| Work request |
Count the lines in the records below that contain the word "kind", and reply with only that number.

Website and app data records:
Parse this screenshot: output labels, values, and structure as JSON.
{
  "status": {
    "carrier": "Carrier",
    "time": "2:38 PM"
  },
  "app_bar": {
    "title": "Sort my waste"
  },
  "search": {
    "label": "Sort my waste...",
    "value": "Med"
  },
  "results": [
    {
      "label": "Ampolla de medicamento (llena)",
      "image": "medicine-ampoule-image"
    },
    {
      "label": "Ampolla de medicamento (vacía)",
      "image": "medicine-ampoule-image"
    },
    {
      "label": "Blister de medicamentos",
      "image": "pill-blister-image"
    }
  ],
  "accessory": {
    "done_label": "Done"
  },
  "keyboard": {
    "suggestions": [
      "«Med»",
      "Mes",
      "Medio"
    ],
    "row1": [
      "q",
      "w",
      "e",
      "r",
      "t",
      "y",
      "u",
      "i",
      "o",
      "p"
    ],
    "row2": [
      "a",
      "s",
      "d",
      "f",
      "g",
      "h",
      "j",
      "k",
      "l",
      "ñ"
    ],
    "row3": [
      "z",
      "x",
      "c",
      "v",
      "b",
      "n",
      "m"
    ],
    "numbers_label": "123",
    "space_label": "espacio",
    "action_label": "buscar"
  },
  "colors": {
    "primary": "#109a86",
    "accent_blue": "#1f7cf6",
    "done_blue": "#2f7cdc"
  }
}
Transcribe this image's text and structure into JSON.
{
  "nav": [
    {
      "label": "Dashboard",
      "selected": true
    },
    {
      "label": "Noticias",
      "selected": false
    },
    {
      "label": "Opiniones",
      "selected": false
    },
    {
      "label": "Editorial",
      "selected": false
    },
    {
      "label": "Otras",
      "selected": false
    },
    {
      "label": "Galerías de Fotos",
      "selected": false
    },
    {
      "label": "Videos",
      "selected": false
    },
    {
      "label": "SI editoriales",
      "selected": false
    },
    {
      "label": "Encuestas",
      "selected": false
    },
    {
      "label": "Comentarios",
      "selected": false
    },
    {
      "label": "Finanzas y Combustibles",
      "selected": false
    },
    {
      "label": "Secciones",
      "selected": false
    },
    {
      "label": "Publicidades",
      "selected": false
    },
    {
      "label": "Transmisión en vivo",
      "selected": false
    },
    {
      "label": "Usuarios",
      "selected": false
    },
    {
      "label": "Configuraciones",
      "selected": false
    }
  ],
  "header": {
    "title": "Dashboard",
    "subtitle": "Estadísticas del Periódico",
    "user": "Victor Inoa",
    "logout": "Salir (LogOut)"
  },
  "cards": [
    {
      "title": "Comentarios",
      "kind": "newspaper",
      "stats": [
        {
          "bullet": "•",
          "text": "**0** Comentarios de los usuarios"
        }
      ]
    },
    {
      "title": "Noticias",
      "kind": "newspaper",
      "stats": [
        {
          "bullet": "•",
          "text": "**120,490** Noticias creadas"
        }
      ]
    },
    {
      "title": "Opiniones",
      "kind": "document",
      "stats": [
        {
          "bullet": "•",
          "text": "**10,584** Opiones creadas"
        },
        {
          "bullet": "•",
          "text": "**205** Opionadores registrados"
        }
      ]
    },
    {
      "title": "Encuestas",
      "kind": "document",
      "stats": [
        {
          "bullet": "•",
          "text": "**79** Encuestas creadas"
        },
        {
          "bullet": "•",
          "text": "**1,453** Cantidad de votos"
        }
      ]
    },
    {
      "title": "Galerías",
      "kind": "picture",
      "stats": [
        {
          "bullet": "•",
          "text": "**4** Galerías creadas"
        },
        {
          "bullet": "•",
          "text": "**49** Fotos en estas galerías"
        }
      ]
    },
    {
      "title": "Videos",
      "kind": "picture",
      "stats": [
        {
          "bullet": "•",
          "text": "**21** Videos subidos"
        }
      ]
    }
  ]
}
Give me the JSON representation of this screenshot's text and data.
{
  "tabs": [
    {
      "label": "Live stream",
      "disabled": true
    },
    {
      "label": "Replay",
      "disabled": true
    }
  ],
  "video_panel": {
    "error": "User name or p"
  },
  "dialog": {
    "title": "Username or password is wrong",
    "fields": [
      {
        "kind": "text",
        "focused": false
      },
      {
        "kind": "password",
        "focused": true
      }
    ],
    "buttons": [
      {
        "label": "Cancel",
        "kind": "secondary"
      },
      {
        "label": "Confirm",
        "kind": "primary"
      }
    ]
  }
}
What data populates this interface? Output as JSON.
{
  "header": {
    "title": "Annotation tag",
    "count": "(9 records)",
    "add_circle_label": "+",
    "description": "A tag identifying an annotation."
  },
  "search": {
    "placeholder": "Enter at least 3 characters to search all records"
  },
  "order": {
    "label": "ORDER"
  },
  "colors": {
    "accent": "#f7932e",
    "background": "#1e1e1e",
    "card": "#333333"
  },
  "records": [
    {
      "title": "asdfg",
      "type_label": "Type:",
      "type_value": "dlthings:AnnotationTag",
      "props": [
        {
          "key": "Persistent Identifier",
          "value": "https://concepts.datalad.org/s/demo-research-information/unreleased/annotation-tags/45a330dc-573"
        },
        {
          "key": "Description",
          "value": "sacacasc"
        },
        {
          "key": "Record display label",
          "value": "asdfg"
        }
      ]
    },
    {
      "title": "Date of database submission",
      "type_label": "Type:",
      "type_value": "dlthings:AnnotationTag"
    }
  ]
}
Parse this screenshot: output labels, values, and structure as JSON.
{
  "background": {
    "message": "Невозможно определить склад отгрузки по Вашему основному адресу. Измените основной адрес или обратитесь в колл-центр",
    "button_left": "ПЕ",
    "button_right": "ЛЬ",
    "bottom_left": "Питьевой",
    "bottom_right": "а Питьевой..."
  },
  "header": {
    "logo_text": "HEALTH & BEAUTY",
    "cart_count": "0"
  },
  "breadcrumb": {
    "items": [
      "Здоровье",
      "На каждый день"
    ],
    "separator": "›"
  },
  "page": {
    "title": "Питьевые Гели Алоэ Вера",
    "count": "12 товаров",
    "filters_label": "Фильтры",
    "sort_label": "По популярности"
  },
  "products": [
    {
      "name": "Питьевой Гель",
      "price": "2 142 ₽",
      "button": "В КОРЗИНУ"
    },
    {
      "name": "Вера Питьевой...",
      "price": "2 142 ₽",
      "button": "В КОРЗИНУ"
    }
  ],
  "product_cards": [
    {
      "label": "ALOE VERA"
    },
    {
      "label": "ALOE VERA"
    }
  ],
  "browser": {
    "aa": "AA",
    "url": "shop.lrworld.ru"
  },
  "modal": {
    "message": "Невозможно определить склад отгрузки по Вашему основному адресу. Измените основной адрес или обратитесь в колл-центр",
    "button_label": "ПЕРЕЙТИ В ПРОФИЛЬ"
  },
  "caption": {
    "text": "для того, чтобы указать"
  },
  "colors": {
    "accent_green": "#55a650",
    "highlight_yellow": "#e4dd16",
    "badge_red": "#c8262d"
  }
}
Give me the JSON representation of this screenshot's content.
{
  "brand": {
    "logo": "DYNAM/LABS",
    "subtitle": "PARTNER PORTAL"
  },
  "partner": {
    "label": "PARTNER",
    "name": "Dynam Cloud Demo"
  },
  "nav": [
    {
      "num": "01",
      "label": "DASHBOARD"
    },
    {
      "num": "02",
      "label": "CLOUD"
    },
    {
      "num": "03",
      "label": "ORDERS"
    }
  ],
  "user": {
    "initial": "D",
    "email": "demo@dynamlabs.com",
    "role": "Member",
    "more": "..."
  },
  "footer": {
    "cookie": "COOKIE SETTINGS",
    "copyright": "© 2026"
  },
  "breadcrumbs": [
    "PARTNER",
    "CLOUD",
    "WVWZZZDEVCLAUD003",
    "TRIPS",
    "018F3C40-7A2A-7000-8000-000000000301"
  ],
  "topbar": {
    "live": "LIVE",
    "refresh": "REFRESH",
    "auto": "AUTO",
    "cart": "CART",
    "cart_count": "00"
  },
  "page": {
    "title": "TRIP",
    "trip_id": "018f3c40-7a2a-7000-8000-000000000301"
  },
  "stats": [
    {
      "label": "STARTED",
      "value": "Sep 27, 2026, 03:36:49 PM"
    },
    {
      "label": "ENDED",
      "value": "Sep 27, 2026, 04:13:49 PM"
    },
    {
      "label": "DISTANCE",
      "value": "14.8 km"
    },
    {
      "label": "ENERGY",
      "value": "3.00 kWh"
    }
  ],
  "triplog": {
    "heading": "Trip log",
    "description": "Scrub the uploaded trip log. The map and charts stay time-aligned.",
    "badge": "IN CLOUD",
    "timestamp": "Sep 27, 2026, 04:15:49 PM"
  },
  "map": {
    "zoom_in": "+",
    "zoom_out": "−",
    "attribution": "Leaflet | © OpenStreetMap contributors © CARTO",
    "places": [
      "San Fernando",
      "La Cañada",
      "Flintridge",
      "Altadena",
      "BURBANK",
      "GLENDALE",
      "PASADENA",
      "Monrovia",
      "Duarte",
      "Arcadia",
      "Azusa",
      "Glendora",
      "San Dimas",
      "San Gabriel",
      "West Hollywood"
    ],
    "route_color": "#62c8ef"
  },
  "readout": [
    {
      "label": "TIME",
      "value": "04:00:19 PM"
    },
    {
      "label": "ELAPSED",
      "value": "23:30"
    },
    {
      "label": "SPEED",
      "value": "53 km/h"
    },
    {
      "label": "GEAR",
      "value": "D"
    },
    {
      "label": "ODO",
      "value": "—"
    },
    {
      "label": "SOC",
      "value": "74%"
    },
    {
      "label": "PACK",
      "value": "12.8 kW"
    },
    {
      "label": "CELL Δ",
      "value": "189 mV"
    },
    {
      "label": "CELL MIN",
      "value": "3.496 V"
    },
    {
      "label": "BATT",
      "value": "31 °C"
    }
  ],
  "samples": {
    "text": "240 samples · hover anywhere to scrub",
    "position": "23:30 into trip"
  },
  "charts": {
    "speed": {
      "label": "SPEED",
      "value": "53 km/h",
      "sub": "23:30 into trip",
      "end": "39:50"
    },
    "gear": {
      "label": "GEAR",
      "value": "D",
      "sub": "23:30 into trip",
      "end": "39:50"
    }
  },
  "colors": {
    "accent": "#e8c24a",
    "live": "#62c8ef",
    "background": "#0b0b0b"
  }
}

| Answer for the task |
10